[Records from a data collection]
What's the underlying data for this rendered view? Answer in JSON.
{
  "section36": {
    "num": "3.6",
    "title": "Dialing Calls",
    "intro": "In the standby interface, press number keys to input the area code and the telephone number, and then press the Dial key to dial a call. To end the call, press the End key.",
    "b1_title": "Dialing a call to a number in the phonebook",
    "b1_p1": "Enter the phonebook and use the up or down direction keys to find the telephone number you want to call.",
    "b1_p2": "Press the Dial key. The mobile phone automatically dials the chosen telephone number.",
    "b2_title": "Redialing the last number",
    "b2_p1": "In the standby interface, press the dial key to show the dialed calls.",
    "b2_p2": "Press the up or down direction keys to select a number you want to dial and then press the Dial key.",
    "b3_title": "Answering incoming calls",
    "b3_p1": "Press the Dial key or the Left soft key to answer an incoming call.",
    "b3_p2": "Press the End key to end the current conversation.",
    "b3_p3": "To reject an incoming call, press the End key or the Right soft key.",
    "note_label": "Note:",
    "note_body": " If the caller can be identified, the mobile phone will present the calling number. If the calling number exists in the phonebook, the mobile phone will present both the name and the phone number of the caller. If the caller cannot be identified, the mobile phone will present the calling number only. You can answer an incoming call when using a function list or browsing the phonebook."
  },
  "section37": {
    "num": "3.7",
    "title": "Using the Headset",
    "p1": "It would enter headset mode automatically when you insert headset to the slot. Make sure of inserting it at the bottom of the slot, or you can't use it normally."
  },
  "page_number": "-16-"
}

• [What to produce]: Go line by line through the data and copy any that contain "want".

• [Completed task]:
    "b1_p1": "Enter the phonebook and use the up or down direction keys to find the telephone number you want to call.",
    "b2_p2": "Press the up or down direction keys to select a number you want to dial and then press the Dial key.",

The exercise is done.